Please select your experience

Watch Live



Ethiopia: 20 perish in ethnic conflict, over 90 others arrested by the police

Ethiopia: 20 perish in ethnic conflict, over 90 others arrested by the police


Ethiopia says more than 20 people have been killed in a renewed clash between the Oromos and Somali ethnic group in Eastern Ethiopia.

Government spokerperson, Negeri Lenco said 98 people were arrested in the Oromia region and five arrested in the Somali region. A long-standing border dispute and an increased military presence in the regions triggered the recent fighting, according to the Associated Press.

Officials agreed to reconcile differences in April and troops were deployed to major roads, but clashes have continued. Fighting in September killed several dozen people and displaced tens of thousands of Oromos.

“People were fighting with whatever means they have against the Somali Special Police,” Galagalo Daalacha, an ethnic Oromo, told The Associated Press of Friday’s fighting in the Borana area. “Many people fled to the forest after troops entered the area.”

Heavy clashes along the Oromia-Somali boundary in September spilled into ethnic violence which left scores of people dead and tens of thousands displaced.

Oromia and Somali regional states have been locked in a dispute over the delineation of their common boundary for almost two decades.

A referendum in October 2004 was supposed to demarcate the boundary between the two regional states, but its implementation has been stalled ever since with both sides accusing each other of non-compliance.

The Ethiopian government has further pointed to competition to control illegal Khat trade as another reason for the conflict.

Khat, a mild stimulant leaf grown across Ethiopia, is chewed by millions of Ethiopians, who use it to help them conduct work, undertake home studies or use it for recreational purposes.

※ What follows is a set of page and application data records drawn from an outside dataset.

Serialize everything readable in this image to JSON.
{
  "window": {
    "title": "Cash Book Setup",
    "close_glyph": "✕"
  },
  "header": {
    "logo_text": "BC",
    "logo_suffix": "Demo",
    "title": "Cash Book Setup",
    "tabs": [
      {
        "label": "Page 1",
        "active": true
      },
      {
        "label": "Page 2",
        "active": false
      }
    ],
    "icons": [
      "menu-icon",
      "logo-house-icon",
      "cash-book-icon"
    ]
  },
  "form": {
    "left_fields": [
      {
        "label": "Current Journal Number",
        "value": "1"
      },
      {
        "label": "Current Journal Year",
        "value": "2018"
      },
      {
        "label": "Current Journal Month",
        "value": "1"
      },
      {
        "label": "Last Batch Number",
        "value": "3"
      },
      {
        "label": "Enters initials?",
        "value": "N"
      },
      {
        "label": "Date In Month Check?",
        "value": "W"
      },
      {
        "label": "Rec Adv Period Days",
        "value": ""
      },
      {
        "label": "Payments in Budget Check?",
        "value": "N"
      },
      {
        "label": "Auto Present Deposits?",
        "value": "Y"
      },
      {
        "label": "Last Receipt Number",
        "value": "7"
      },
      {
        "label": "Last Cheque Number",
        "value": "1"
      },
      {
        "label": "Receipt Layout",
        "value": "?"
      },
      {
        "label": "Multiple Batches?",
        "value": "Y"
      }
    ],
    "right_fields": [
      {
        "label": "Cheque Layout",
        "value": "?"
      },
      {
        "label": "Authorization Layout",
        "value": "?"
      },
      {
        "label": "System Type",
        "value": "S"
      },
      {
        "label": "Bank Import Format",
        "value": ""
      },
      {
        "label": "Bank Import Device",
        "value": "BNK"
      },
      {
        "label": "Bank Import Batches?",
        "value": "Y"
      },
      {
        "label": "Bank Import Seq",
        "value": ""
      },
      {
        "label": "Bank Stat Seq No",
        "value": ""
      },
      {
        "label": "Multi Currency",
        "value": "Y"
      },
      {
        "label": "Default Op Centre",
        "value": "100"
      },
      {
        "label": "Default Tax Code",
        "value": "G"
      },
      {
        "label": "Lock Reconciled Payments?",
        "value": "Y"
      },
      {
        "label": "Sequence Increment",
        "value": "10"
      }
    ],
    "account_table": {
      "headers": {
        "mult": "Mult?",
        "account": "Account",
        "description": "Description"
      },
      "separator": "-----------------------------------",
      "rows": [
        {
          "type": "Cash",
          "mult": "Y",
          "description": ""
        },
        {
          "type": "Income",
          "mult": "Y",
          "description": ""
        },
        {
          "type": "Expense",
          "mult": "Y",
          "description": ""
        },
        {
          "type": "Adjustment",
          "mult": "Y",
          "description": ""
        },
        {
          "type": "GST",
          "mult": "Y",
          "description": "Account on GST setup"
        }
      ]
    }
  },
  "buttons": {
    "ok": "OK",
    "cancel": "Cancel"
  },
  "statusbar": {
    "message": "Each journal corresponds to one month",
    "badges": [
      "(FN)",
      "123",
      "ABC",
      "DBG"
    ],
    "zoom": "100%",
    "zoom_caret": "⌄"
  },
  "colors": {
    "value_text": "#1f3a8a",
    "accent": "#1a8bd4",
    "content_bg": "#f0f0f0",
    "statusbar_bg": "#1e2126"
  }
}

Oromia regional state is the largest Khat producing area in Ethiopia while Somali regional state borders Somalia and Djibouti, the main foreign destinations for Ethiopia’s Khat exports.

View more